He’s got a made-for-TV smile and a spirit that just won’t quit.
When 8-year-old John Lamm walks, runs, plays hockey and even breakdances around his hometown of Girard, Ohio, you wouldn’t know about the difficult odds he overcame; nor the 29 surgeries he’s endured.
As documented in a popular 30-second television commercial for Akron Children’s Hospital in 2015, John perseveres and continues to see past any physical barriers others put in front of him.
During pregnancy, Kim Lamm’s 37-week ultrasound showed signs of spina bifida and swelling on her baby’s brain, so she was referred to Akron Children’s Hospital’s Fetal Treatment Center for a closer look.
At the center, clinicians consult on a variety of in-utero conditions and help families understand more about their baby’s health and what to expect after the child is born. Services there include high resolution fetal ultrasound, genetic screening and testing, and treatment options ranging from medications to in-utero surgeries.
“Most babies are born healthy, but 3-4% may have a birth defect, genetic condition or other issue,” said Katie Krepkovich, a licensed and certified genetic counselor. “When a prenatal concern is noted, we want to make sure parents are informed and supported, and we hope to fill in as many blanks about what parents can expect in advance of the baby being born.”
For the Lamms, those blanks included reassurances about the specifics of John’s true condition.
“They took measurements, saw that his legs were moving and told us the fluid buildup on his brain was still in a normal range where they didn’t suspect brain damage,” Kim said. “They also explained what spina bifida was, and they told us that his was lower and wasn’t affecting his breathing, which was also encouraging and reassuring.”
The Lamms were also told John would need surgery within 24 hours after birth to address a hole on his spine and give him a chance at walking.
“Having a child diagnosed with a birth defect can be a crisis for a family, and we spend a lot of time educating families to give back control with information, hand holding and support from start to finish,” Krepkovich said.
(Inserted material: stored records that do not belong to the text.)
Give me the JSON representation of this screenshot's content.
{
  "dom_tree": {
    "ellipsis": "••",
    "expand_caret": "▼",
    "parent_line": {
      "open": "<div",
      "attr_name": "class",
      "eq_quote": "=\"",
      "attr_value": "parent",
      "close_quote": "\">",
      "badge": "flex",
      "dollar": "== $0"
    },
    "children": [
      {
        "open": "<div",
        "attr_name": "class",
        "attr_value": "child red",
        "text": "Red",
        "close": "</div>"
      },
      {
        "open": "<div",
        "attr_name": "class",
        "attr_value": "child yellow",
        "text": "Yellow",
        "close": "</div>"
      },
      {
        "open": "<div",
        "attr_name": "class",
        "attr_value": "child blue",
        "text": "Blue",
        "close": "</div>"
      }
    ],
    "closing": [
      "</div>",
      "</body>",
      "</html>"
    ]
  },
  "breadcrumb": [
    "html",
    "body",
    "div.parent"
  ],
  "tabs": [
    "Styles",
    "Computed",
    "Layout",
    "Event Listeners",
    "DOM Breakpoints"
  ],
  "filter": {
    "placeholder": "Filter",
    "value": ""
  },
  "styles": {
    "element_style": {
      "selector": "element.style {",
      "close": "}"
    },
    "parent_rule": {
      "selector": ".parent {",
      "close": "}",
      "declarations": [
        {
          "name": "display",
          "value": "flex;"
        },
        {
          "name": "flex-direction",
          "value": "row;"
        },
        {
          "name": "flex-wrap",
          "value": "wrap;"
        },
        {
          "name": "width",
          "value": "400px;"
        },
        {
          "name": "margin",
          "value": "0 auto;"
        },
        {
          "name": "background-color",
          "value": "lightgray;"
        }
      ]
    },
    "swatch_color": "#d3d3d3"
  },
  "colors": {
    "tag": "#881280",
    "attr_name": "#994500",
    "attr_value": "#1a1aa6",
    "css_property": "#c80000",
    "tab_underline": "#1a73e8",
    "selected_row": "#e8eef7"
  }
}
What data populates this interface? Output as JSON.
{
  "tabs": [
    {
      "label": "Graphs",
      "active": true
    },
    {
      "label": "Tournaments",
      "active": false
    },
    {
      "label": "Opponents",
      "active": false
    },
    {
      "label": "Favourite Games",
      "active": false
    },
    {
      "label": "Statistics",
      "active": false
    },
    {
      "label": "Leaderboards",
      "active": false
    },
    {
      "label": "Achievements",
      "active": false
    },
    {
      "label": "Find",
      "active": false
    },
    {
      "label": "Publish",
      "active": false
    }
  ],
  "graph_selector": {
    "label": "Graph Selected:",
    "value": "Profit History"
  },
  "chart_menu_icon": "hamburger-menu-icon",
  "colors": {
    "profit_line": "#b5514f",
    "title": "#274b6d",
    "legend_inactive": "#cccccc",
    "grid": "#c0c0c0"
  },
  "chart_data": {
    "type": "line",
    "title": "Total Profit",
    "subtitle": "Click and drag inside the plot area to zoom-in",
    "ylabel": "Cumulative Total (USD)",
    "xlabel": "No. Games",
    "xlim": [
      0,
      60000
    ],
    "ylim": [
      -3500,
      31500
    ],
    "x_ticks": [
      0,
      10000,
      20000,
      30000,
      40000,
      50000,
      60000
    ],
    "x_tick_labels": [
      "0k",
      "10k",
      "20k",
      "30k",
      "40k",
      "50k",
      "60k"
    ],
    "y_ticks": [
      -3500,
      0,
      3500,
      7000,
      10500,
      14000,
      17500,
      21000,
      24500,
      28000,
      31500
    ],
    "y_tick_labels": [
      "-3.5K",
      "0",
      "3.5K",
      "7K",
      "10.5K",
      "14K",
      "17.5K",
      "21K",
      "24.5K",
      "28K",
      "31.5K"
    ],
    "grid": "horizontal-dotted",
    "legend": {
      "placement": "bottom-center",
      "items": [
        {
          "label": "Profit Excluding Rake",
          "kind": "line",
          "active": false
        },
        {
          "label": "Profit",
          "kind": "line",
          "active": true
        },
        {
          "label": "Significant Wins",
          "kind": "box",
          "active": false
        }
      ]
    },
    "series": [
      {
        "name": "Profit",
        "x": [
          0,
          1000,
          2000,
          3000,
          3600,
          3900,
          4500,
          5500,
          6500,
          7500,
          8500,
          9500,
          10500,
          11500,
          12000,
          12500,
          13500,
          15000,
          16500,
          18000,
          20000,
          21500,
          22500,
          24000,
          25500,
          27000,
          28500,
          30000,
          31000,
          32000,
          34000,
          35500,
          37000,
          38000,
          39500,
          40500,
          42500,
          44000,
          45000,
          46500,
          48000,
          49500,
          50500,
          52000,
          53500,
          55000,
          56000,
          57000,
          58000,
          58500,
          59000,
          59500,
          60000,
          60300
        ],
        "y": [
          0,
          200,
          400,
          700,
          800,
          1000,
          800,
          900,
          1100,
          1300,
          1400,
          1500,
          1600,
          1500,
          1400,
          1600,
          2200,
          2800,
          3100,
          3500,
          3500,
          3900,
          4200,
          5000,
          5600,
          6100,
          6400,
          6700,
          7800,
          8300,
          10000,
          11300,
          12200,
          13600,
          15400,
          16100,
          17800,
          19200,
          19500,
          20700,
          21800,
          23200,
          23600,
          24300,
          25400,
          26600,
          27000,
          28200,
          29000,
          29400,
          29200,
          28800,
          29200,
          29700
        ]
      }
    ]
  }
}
“Our mission is to provide exceptional and compassionate care from diagnosis through delivery and ongoing pediatric care,” added Dr. Melissa Mancuso, a high-risk obstetrician and chair of the Maternal Fetal Medicine.
John was born 5 days after the appointment in the Fetal Treatment Center.
“One of the first things after surgery we wanted to see was if his legs were still moving,” Kim said. “You never know what to expect or what could happen in surgery when the spine is involved, and we were holding our breath until we saw them move.”
And they haven’t stopped moving since. The soon-to-be second grader feels great today, his mother said.
“He’s had a nice run of no surgeries.”
Like many boys his age, he loves recess, gym and lunch. And like his Ohio state trooper father, John, he’s obsessed with anything police-related; especially K9 officers.
In winters he plays sled hockey. In the fall he plays soccer. He’s also in an all-boys hip hop dance class, and annually participates in the Run of the Mill 1-mile road race in neighboring McDonald.
“This kid just loves life,” Kim said. “He never ceases to amaze us, and we don’t take anything for granted. He’s had such a journey, and it’s a privilege to have him in our life.”
The Lamms credit Dr. Mancuso, neurosurgeons Dr. Tsulee Chen and Dr. Gwyneth Hughes, and orthopedist Dr. Kerwyn Jones, among many other physicians, nurses and staff members at Akron Children’s for their son’s care.